The answer should match the records character for character.

*** SOURCE MATERIAL ***

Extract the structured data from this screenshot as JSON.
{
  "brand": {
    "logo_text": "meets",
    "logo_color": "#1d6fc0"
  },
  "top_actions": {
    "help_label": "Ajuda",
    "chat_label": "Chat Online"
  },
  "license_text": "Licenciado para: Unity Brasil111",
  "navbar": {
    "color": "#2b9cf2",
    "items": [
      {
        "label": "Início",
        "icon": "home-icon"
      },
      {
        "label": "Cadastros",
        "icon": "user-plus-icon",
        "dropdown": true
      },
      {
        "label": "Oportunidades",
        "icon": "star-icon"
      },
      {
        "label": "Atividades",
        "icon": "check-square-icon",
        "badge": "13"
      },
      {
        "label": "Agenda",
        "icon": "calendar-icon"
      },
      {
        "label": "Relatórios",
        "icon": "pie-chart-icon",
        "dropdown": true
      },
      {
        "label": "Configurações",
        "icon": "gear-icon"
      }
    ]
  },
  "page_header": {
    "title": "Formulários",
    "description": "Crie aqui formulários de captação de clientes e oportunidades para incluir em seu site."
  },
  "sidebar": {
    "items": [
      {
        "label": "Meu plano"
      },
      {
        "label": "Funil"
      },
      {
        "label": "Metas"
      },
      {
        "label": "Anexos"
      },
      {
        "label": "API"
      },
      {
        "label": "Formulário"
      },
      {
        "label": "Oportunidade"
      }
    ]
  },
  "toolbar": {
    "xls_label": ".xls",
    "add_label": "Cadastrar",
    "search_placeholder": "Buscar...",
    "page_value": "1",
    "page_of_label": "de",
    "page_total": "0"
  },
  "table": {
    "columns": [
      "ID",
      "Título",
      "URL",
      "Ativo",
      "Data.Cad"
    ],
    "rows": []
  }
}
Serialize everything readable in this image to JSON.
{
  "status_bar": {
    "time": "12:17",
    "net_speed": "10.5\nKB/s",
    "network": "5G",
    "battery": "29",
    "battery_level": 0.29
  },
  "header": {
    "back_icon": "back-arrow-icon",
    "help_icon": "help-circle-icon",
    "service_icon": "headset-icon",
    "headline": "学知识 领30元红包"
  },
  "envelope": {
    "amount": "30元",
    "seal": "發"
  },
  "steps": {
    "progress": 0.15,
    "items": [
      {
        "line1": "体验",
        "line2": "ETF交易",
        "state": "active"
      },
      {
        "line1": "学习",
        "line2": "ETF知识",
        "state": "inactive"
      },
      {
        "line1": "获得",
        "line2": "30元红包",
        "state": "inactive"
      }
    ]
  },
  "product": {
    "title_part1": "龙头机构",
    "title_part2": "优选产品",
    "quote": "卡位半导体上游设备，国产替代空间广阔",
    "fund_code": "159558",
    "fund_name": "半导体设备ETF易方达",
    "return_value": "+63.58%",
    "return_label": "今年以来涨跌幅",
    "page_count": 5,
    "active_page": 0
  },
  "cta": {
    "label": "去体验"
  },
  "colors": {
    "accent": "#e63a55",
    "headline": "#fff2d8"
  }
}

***

EXERCISE ANSWER:
Extract the structured data from this screenshot as JSON.
{
  "brand": {
    "logo_text": "meets",
    "logo_color": "#1d6fc0"
  },
  "top_actions": {
    "help_label": "Ajuda",
    "chat_label": "Chat Online"
  },
  "license_text": "Licenciado para: Unity Brasil111",
  "navbar": {
    "color": "#2b9cf2",
    "items": [
      {
        "label": "Início",
        "icon": "home-icon"
      },
      {
        "label": "Cadastros",
        "icon": "user-plus-icon",
        "dropdown": true
      },
      {
        "label": "Oportunidades",
        "icon": "star-icon"
      },
      {
        "label": "Atividades",
        "icon": "check-square-icon",
        "badge": "13"
      },
      {
        "label": "Agenda",
        "icon": "calendar-icon"
      },
      {
        "label": "Relatórios",
        "icon": "pie-chart-icon",
        "dropdown": true
      },
      {
        "label": "Configurações",
        "icon": "gear-icon"
      }
    ]
  },
  "page_header": {
    "title": "Formulários",
    "description": "Crie aqui formulários de captação de clientes e oportunidades para incluir em seu site."
  },
  "sidebar": {
    "items": [
      {
        "label": "Meu plano"
      },
      {
        "label": "Funil"
      },
      {
        "label": "Metas"
      },
      {
        "label": "Anexos"
      },
      {
        "label": "API"
      },
      {
        "label": "Formulário"
      },
      {
        "label": "Oportunidade"
      }
    ]
  },
  "toolbar": {
    "xls_label": ".xls",
    "add_label": "Cadastrar",
    "search_placeholder": "Buscar...",
    "page_value": "1",
    "page_of_label": "de",
    "page_total": "0"
  },
  "table": {
    "columns": [
      "ID",
      "Título",
      "URL",
      "Ativo",
      "Data.Cad"
    ],
    "rows": []
  }
}
Serialize everything readable in this image to JSON.
{
  "status_bar": {
    "time": "12:17",
    "net_speed": "10.5\nKB/s",
    "network": "5G",
    "battery": "29",
    "battery_level": 0.29
  },
  "header": {
    "back_icon": "back-arrow-icon",
    "help_icon": "help-circle-icon",
    "service_icon": "headset-icon",
    "headline": "学知识 领30元红包"
  },
  "envelope": {
    "amount": "30元",
    "seal": "發"
  },
  "steps": {
    "progress": 0.15,
    "items": [
      {
        "line1": "体验",
        "line2": "ETF交易",
        "state": "active"
      },
      {
        "line1": "学习",
        "line2": "ETF知识",
        "state": "inactive"
      },
      {
        "line1": "获得",
        "line2": "30元红包",
        "state": "inactive"
      }
    ]
  },
  "product": {
    "title_part1": "龙头机构",
    "title_part2": "优选产品",
    "quote": "卡位半导体上游设备，国产替代空间广阔",
    "fund_code": "159558",
    "fund_name": "半导体设备ETF易方达",
    "return_value": "+63.58%",
    "return_label": "今年以来涨跌幅",
    "page_count": 5,
    "active_page": 0
  },
  "cta": {
    "label": "去体验"
  },
  "colors": {
    "accent": "#e63a55",
    "headline": "#fff2d8"
  }
}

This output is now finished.